Ideas for reviewing letter sounds:
- Add the alphabet decodable readers to student book bins.
- Let students practice reading with a partner with Alphabet Partner Decodable Readers.
- Students can make their own alphabet mini books to read and take home.
- Use alphabet decodable passages in small groups or as a practice activity.
- At the beginning of your small groups, say a letter or sound and have students find it on an alphabet chart.
- Begin your day with an alphabet chart routine.
You can grab the FREE small groups toolkit which includes an alphabet chart with real photos here:
Do you love free stuff?
SoR Small Groups Toolkit
Grab a free Science of Reading Small Groups Toolkit to help set up your student supplies at your small groups table.
You will also want to give your students plenty of time to practice and review letters and sounds during literacy centers.
Tip: Make sure that you only give students work with letters and sounds they have already been introduced to. Literacy centers should always be review!
Ideas for Alphabet literacy centers:
- Science of Reading Literacy Centers
- Science of Reading Alphabet Centers
- No prep alphabet centers
- Letter formation centers
Check Out These Images!
Answering Your Frequently Asked Questions
Below i’m answering some of the most frequently asked questions about planning for small groups with pre-readers, or students who are still learning the alphabet.
If you have more questions or want continued support, you might love our free teacher Facebook group!
How long should an entire small group lesson take?
It will vary as you are getting students used to the routine, but I would plan for 15-20 minutes.
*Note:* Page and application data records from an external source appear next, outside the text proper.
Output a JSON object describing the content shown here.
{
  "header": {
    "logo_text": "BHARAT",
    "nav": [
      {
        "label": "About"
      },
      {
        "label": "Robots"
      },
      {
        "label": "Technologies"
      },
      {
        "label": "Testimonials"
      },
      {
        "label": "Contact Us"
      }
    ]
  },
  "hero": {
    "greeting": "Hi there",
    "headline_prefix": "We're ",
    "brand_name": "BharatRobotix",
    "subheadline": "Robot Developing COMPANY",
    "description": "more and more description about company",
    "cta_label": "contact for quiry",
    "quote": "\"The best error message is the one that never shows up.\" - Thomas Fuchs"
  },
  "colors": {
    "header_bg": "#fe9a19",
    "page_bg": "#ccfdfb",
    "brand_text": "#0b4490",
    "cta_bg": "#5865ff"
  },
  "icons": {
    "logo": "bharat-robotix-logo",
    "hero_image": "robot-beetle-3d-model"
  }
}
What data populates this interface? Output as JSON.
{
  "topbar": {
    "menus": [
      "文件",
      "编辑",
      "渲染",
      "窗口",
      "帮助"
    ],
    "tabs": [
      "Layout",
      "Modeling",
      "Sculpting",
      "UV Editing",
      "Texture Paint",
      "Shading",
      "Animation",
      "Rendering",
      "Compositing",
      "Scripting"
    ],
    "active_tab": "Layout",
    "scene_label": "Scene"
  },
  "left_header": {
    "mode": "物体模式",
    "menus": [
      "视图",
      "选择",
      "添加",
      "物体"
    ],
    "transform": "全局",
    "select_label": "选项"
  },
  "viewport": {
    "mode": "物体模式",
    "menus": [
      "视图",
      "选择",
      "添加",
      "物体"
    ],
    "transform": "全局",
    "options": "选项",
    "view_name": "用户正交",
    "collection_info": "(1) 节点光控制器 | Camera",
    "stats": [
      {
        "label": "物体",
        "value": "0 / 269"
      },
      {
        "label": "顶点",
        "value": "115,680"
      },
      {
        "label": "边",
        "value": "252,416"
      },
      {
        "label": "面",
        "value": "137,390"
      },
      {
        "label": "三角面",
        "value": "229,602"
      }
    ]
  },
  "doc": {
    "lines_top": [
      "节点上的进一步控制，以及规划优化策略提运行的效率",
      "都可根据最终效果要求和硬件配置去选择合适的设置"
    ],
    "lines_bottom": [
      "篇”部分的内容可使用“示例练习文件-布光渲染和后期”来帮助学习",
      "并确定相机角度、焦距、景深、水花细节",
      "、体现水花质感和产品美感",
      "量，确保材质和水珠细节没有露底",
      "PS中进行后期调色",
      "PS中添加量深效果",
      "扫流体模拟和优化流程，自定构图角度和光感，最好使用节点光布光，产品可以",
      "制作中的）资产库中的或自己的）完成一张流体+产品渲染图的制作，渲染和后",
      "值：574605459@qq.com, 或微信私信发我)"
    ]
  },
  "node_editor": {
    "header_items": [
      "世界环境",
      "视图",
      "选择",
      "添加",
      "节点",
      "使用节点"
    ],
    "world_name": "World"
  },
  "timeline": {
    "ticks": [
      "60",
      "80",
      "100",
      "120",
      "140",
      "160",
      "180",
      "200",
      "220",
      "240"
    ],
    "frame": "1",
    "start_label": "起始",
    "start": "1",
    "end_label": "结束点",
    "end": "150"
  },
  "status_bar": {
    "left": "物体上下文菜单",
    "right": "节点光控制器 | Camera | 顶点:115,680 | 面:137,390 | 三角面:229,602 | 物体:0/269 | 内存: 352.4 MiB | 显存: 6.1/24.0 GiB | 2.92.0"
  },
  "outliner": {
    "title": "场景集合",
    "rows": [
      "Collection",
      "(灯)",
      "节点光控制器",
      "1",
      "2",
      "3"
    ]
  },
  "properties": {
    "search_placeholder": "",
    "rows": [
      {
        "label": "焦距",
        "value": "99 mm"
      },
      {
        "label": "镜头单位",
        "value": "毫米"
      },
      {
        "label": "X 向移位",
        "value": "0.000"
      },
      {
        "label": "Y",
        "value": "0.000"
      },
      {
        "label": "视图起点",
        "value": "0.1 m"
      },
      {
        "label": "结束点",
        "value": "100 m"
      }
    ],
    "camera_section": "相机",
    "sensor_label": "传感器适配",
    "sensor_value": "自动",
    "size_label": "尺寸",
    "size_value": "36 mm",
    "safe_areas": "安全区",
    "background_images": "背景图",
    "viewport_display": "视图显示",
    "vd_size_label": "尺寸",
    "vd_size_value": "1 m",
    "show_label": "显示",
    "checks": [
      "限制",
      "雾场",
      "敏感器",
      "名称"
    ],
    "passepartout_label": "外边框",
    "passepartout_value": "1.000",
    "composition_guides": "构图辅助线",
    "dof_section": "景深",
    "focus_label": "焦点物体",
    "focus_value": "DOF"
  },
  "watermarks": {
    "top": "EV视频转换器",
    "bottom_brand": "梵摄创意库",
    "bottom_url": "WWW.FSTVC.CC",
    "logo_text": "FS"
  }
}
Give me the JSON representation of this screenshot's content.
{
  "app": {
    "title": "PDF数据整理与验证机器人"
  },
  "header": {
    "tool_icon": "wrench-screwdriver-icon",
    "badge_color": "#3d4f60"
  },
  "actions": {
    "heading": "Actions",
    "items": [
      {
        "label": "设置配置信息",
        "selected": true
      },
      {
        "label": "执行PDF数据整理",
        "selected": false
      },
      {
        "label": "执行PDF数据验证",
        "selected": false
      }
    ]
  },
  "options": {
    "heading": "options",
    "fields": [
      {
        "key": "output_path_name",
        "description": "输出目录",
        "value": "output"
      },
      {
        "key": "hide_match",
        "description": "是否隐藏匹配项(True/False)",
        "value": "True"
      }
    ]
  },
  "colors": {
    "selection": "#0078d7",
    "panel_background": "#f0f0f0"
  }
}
This can be broken down in this way:
- Warm up: 1-2 minutes
- Mini lesson: 2-3 minutes
- Phonemic awareness: 3-5 minutes
- Decodable reader + fluency: 5 minutes
- Letter formation: around 5 minutes
Should I use these pre-reader lessons with all of my Kindergarten students?
No, I would assess your students’ letter and letter sound knowledge and see who needs them. You may have students who are ready to start the year reading!
You can grab a free placement assessment here.
Should I begin these small group lessons right away?
You can, but in Kindergarten I suggest waiting at least five weeks. This gives you time to really get students independent and into a literacy centers routine so that you can pull small groups with limited interruptions.
It also gives you time to introduce a letter a day whole group to give students some background knowledge.
Can I try out a sample lesson to see if it’s a good fit for me and my students?
Yes! You can try out the letter Mm lesson as a free sample here.
Can I change the letter order?
Yes! I give you a recommended letter order which is based on letter sound frequency. However, these lessons can be used in any letter order to fit your district’s mandates.
What if my students master the letters and sounds quickly. Should I still do every lesson?
No, you can move your students on to the next unit – beginning readers CVC. One key component of Science of Reading aligned instruction is that you are using data to drive your instruction. You will want to be continuously assessing and monitoring students.
What if my students are need more practice with letter sounds and/or are not quite ready to decode at the end of this unit?
I developed the Bridge Unit specifically for this scenario! The Bridge Unit is an intervention unit designed to give students an intensive letter sounds review and support as they begin decoding and encoding. Each lesson only adds 1 letter sound and most books only contain 1-2 words per page.
Still have questions? Reach out to me at natalielynnkindergarten(at)gmail(dot)com.